Data section start
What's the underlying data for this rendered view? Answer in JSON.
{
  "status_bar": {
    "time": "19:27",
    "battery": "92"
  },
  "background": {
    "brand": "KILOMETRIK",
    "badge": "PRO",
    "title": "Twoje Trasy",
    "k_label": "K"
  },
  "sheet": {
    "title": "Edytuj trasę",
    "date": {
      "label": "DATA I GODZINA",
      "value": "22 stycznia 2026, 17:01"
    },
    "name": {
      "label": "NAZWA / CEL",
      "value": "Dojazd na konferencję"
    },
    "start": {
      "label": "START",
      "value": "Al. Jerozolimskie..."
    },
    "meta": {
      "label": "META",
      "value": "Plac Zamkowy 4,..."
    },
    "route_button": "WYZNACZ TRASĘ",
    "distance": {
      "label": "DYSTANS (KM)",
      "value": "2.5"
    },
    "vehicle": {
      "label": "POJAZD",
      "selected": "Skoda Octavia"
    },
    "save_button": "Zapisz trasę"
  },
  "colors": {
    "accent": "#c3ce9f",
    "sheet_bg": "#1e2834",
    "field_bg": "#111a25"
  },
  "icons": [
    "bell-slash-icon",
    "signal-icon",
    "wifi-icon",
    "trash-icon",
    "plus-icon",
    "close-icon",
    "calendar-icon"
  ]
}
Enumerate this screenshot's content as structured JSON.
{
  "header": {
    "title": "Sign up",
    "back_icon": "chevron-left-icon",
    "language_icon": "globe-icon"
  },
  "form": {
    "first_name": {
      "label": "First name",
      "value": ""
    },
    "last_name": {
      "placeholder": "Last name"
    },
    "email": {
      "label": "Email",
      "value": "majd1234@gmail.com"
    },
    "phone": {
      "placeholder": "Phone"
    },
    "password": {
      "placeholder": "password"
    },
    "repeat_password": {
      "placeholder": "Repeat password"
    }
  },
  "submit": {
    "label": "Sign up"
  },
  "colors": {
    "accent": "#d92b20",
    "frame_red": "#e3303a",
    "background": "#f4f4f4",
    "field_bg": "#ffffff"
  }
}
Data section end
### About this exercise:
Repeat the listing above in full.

### Answer below:
What's the underlying data for this rendered view? Answer in JSON.
{
  "status_bar": {
    "time": "19:27",
    "battery": "92"
  },
  "background": {
    "brand": "KILOMETRIK",
    "badge": "PRO",
    "title": "Twoje Trasy",
    "k_label": "K"
  },
  "sheet": {
    "title": "Edytuj trasę",
    "date": {
      "label": "DATA I GODZINA",
      "value": "22 stycznia 2026, 17:01"
    },
    "name": {
      "label": "NAZWA / CEL",
      "value": "Dojazd na konferencję"
    },
    "start": {
      "label": "START",
      "value": "Al. Jerozolimskie..."
    },
    "meta": {
      "label": "META",
      "value": "Plac Zamkowy 4,..."
    },
    "route_button": "WYZNACZ TRASĘ",
    "distance": {
      "label": "DYSTANS (KM)",
      "value": "2.5"
    },
    "vehicle": {
      "label": "POJAZD",
      "selected": "Skoda Octavia"
    },
    "save_button": "Zapisz trasę"
  },
  "colors": {
    "accent": "#c3ce9f",
    "sheet_bg": "#1e2834",
    "field_bg": "#111a25"
  },
  "icons": [
    "bell-slash-icon",
    "signal-icon",
    "wifi-icon",
    "trash-icon",
    "plus-icon",
    "close-icon",
    "calendar-icon"
  ]
}
Enumerate this screenshot's content as structured JSON.
{
  "header": {
    "title": "Sign up",
    "back_icon": "chevron-left-icon",
    "language_icon": "globe-icon"
  },
  "form": {
    "first_name": {
      "label": "First name",
      "value": ""
    },
    "last_name": {
      "placeholder": "Last name"
    },
    "email": {
      "label": "Email",
      "value": "majd1234@gmail.com"
    },
    "phone": {
      "placeholder": "Phone"
    },
    "password": {
      "placeholder": "password"
    },
    "repeat_password": {
      "placeholder": "Repeat password"
    }
  },
  "submit": {
    "label": "Sign up"
  },
  "colors": {
    "accent": "#d92b20",
    "frame_red": "#e3303a",
    "background": "#f4f4f4",
    "field_bg": "#ffffff"
  }
}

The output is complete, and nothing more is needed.